Why would I need endodontic treatment?
The pulp (nerve) inside your tooth can become inflamed or infected. This may be a result of decay, fracture or traumatic injury to the tooth. When the tooth is this severely damaged, the only alternative to endodontic treatment is the removal of the tooth. To restore chewing function and to prevent adjacent teeth from shifting, the removed tooth must be replaced with an implant or bridge. This requires surgery or dental procedures on adjacent healthy teeth and can be far more costly and time consuming than endodontic treatment and restoration of the natural tooth.
The list below was created to help the patient prepare for their appointment:
- Please have your current insurance information with you before your appointment.
- Pre-medicate, if you normally do before dental appointments.
- Do not alter eating habits.
- Please bring any X-rays and/or referral card that you may have.
- Contact the office for information on payment requirements before your visit.
- You can also save time by downloading, completing and bringing the required patient forms from our website. You can find these on the ‘Patient Forms’ page.
Many endodontic procedures are performed to relieve the pain of toothaches caused by inflammation or infection. With modern techniques and anesthetics, most patients report that they are comfortable during the procedure.
For the first few days after treatment, your tooth may feel sensitive, especially if there were pain or infection before the procedure. This discomfort can be relieved with over-the-counter or prescription medications. Follow your endodontist’s instructions carefully.

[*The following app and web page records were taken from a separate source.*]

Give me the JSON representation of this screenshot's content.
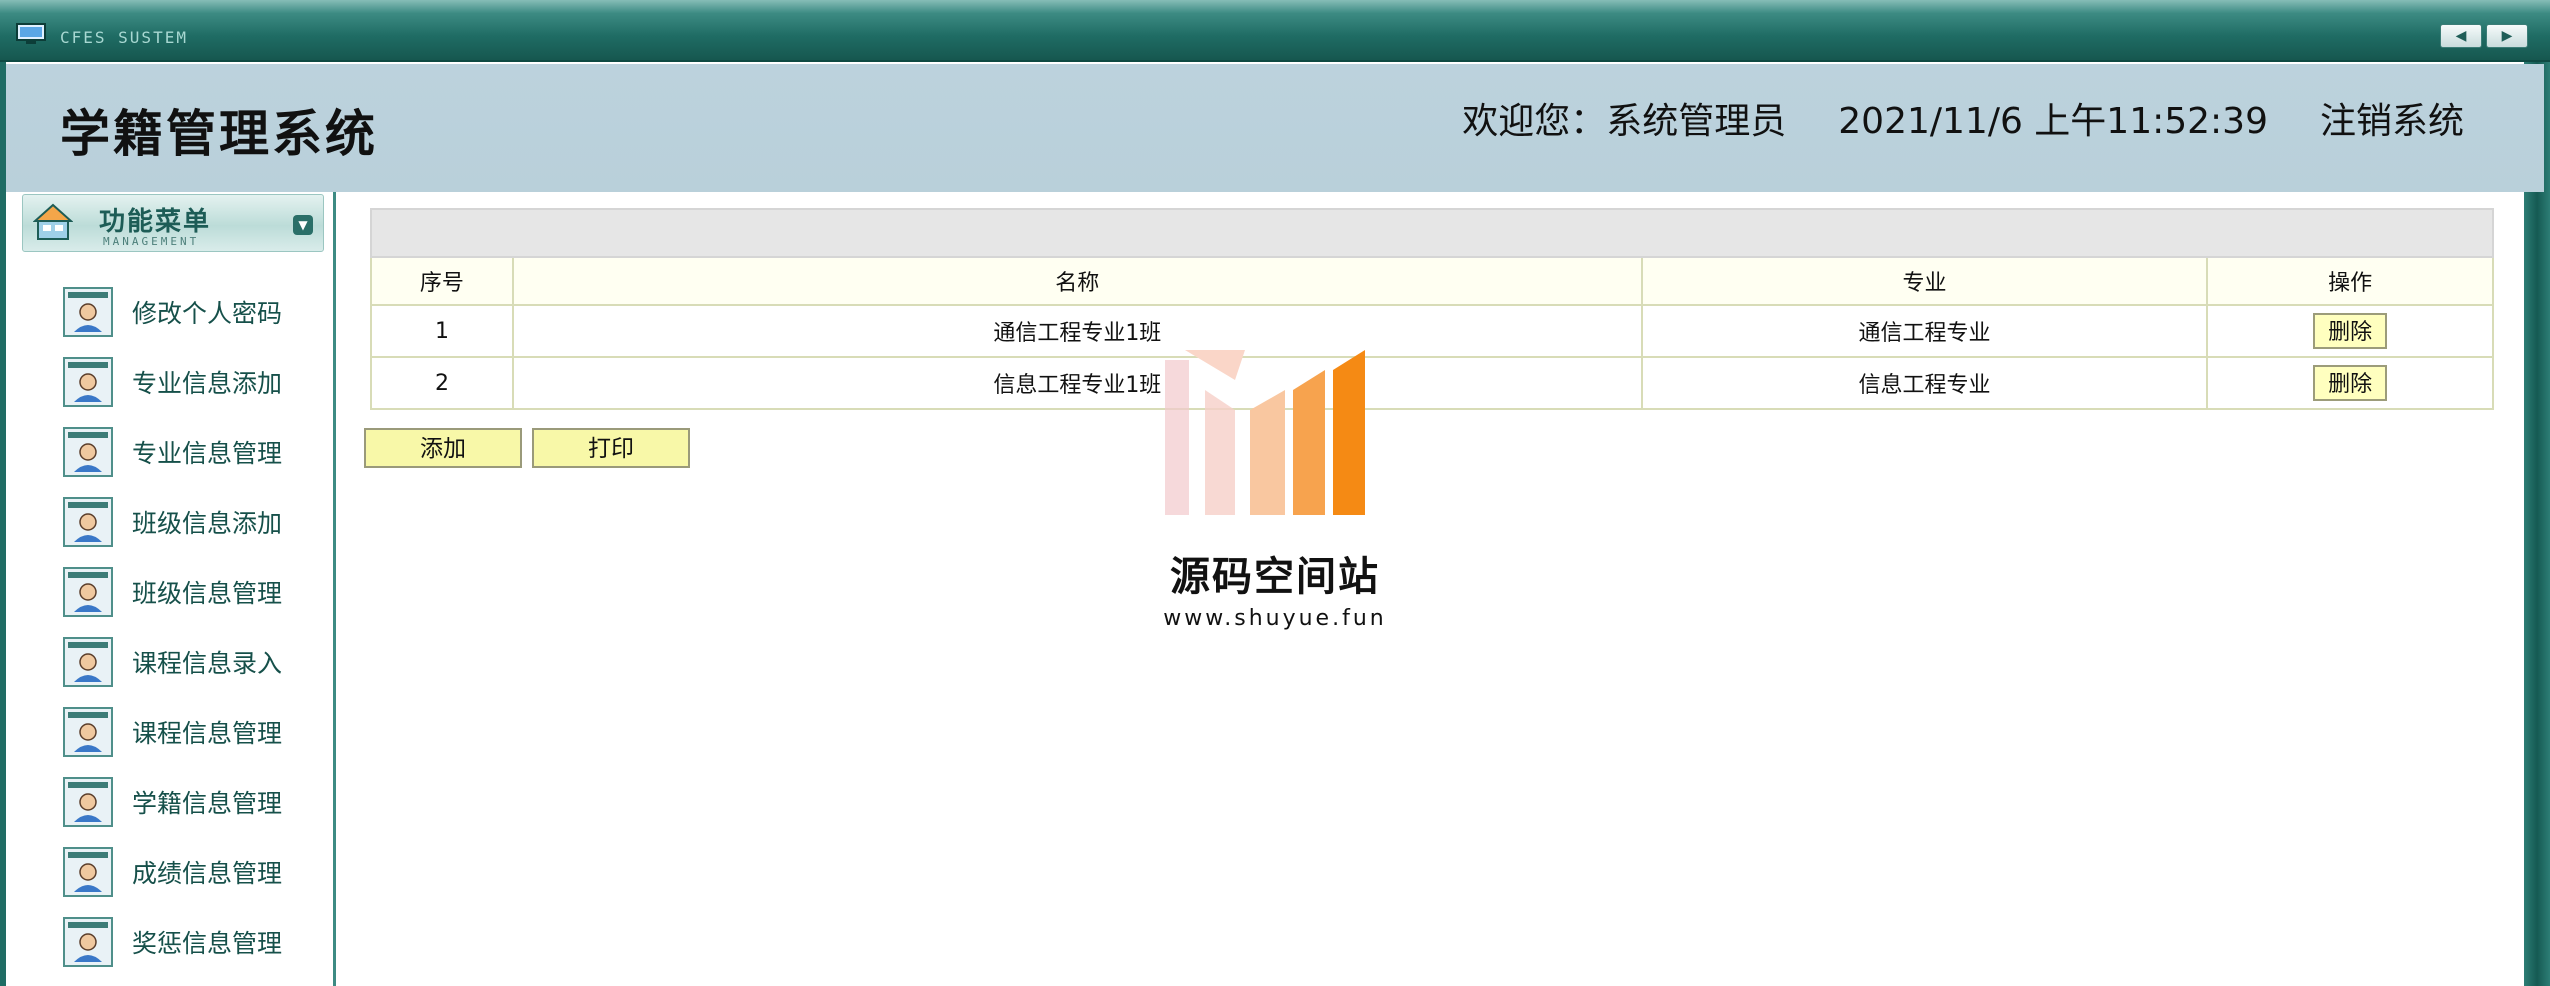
{
  "window": {
    "system_label": "CFES SUSTEM"
  },
  "header": {
    "app_title": "学籍管理系统",
    "welcome_label": "欢迎您：",
    "user_name": "系统管理员",
    "datetime": "2021/11/6 上午11:52:39",
    "logout_label": "注销系统"
  },
  "sidebar": {
    "menu_title": "功能菜单",
    "menu_subtitle": "MANAGEMENT",
    "items": [
      {
        "label": "修改个人密码"
      },
      {
        "label": "专业信息添加"
      },
      {
        "label": "专业信息管理"
      },
      {
        "label": "班级信息添加"
      },
      {
        "label": "班级信息管理"
      },
      {
        "label": "课程信息录入"
      },
      {
        "label": "课程信息管理"
      },
      {
        "label": "学籍信息管理"
      },
      {
        "label": "成绩信息管理"
      },
      {
        "label": "奖惩信息管理"
      }
    ]
  },
  "table": {
    "columns": [
      "序号",
      "名称",
      "专业",
      "操作"
    ],
    "rows": [
      {
        "index": "1",
        "name": "通信工程专业1班",
        "major": "通信工程专业",
        "action": "删除"
      },
      {
        "index": "2",
        "name": "信息工程专业1班",
        "major": "信息工程专业",
        "action": "删除"
      }
    ]
  },
  "actions": {
    "add_label": "添加",
    "print_label": "打印"
  },
  "watermark": {
    "name": "源码空间站",
    "url": "www.shuyue.fun"
  },
  "colors": {
    "titlebar": "#1f6c64",
    "header_bg": "#bcd2dd",
    "button_yellow": "#f8f8a8",
    "menu_text": "#16504a"
  },
  "icons": {
    "window": "monitor-icon",
    "menu": "home-icon",
    "collapse": "chevron-down-icon",
    "menu_item": "user-card-icon"
  }
}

Your tooth may continue to feel slightly different from your other teeth for some time after your endodontic treatment is completed. However, if you have severe pain or pressure, or pain that lasts more than a few days, call your endodontist.